Message on World AIDS Day
1 December 2012
World AIDS Day is a day for the expression of international solidarity with every person affected by HIV. A day on which we gather to reaffirm our commitment to reaching the HIV and AIDS goals agreed by the global community.
And our resolve is needed. We find ourselves at a decisive moment in the history of this pandemic. We are starting to shape our future response to AIDS through proven scientific tools such as male circumcision, and a comprehensive package of interventions for people who inject drugs, including community-based drug dependence treatment.
In some countries, HIV epidemics are levelling off with a decreasing number of new infections over the past ten years. Today, the global community finds itself in the position of discussing the implications of HIV for development, as well as shaping the post-2015 agenda.

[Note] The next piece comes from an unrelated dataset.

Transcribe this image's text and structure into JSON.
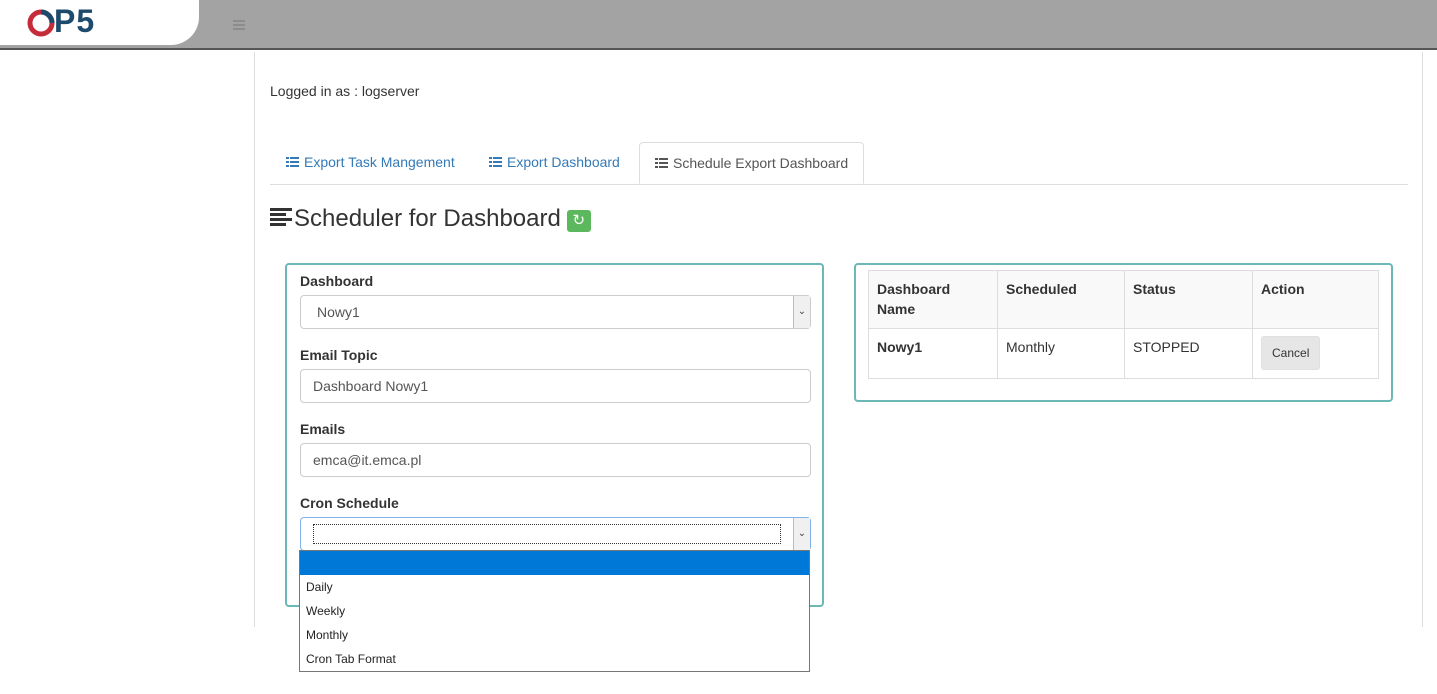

These achievements, however, must be seen in context. Regrettably, there are still increases of HIV infections among drug users, and we are seeing new epidemics in countries where traditionally the epidemics were not driven by unsafe drug use. There is also a marked reluctance by countries to address the very severe epidemics in prisons and other closed settings.
Through the UNAIDS family, we are providing countries with a framework which shows that it makes sense to continue investing in the AIDS response, based on the principles of shared responsibility and "Know your epidemics." Interventions for key populations, including drug users and people in prisons, could be game changers.

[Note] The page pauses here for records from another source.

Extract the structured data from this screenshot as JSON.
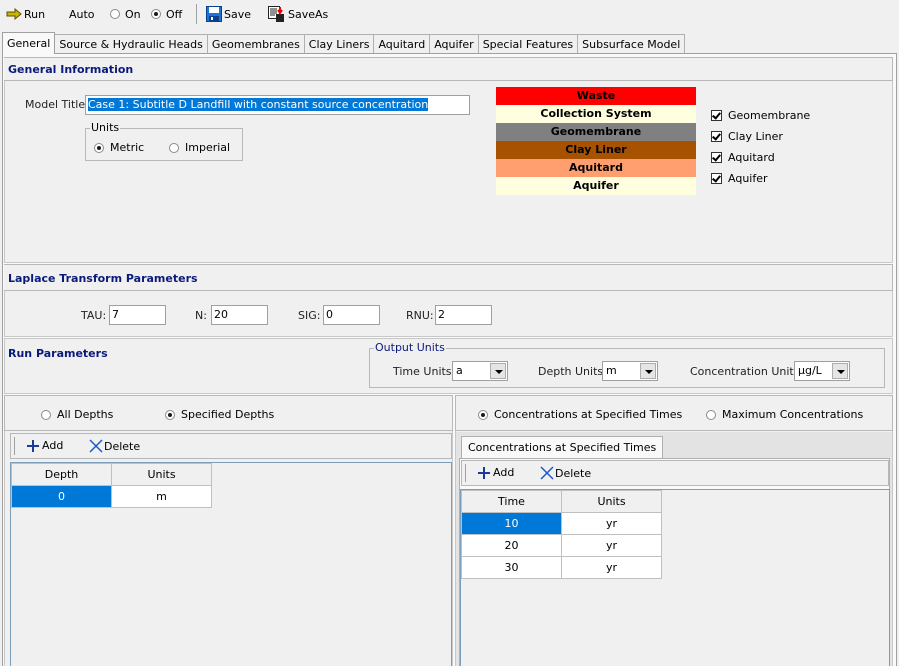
{
  "toolbar": {
    "run_label": "Run",
    "auto_label": "Auto",
    "on_label": "On",
    "off_label": "Off",
    "auto_mode": "Off",
    "save_label": "Save",
    "saveas_label": "SaveAs"
  },
  "tabs": [
    {
      "label": "General",
      "active": true
    },
    {
      "label": "Source & Hydraulic Heads",
      "active": false
    },
    {
      "label": "Geomembranes",
      "active": false
    },
    {
      "label": "Clay Liners",
      "active": false
    },
    {
      "label": "Aquitard",
      "active": false
    },
    {
      "label": "Aquifer",
      "active": false
    },
    {
      "label": "Special Features",
      "active": false
    },
    {
      "label": "Subsurface Model",
      "active": false
    }
  ],
  "general_info": {
    "header": "General Information",
    "model_title_label": "Model Title:",
    "model_title_value": "Case 1: Subtitle D Landfill with constant source concentration",
    "units_group_title": "Units",
    "units_metric": "Metric",
    "units_imperial": "Imperial",
    "units_selected": "Metric",
    "layers": [
      {
        "label": "Waste",
        "color": "#ff0000"
      },
      {
        "label": "Collection System",
        "color": "#ffffe0"
      },
      {
        "label": "Geomembrane",
        "color": "#808080"
      },
      {
        "label": "Clay Liner",
        "color": "#a65200"
      },
      {
        "label": "Aquitard",
        "color": "#ff9e6e"
      },
      {
        "label": "Aquifer",
        "color": "#ffffe0"
      }
    ],
    "checkboxes": [
      {
        "label": "Geomembrane",
        "checked": true
      },
      {
        "label": "Clay Liner",
        "checked": true
      },
      {
        "label": "Aquitard",
        "checked": true
      },
      {
        "label": "Aquifer",
        "checked": true
      }
    ]
  },
  "laplace": {
    "header": "Laplace Transform Parameters",
    "tau_label": "TAU:",
    "tau_value": "7",
    "n_label": "N:",
    "n_value": "20",
    "sig_label": "SIG:",
    "sig_value": "0",
    "rnu_label": "RNU:",
    "rnu_value": "2"
  },
  "run_params": {
    "header": "Run Parameters",
    "output_units_title": "Output Units",
    "time_units_label": "Time Units:",
    "time_units_value": "a",
    "depth_units_label": "Depth Units:",
    "depth_units_value": "m",
    "conc_units_label": "Concentration Units:",
    "conc_units_value": "µg/L"
  },
  "depths": {
    "all_label": "All Depths",
    "specified_label": "Specified Depths",
    "selected": "Specified Depths",
    "add_label": "Add",
    "delete_label": "Delete",
    "columns": [
      "Depth",
      "Units"
    ],
    "rows": [
      [
        "0",
        "m"
      ]
    ]
  },
  "times": {
    "specified_label": "Concentrations at Specified Times",
    "maximum_label": "Maximum Concentrations",
    "selected": "Concentrations at Specified Times",
    "tab_label": "Concentrations at Specified Times",
    "add_label": "Add",
    "delete_label": "Delete",
    "columns": [
      "Time",
      "Units"
    ],
    "rows": [
      [
        "10",
        "yr"
      ],
      [
        "20",
        "yr"
      ],
      [
        "30",
        "yr"
      ]
    ]
  }
}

Halting and reversing the spread of HIV among drug users and in prisons remains an important but ambitious target. I remain optimistic that it can be done. HIV epidemics among drug users and in prison populations are avoidable and can be reversed. We have all the tools in hand, but using them requires bold and courageous responses based on evidence-based approaches, human rights and gender equity, particularly if measures for key populations, including injecting drug users, are to be put into place.
UNODC stands ready to assist by providing countries with technical assistance, and the means to create a favourable political and legal environment for evidence-based prevention and treatment options. I appeal to countries and their leaders not to neglect their key populations such as female sex workers, men who have sex with men, prisoners and injecting drug users. If we fail, we will not be able to end HIV and AIDS.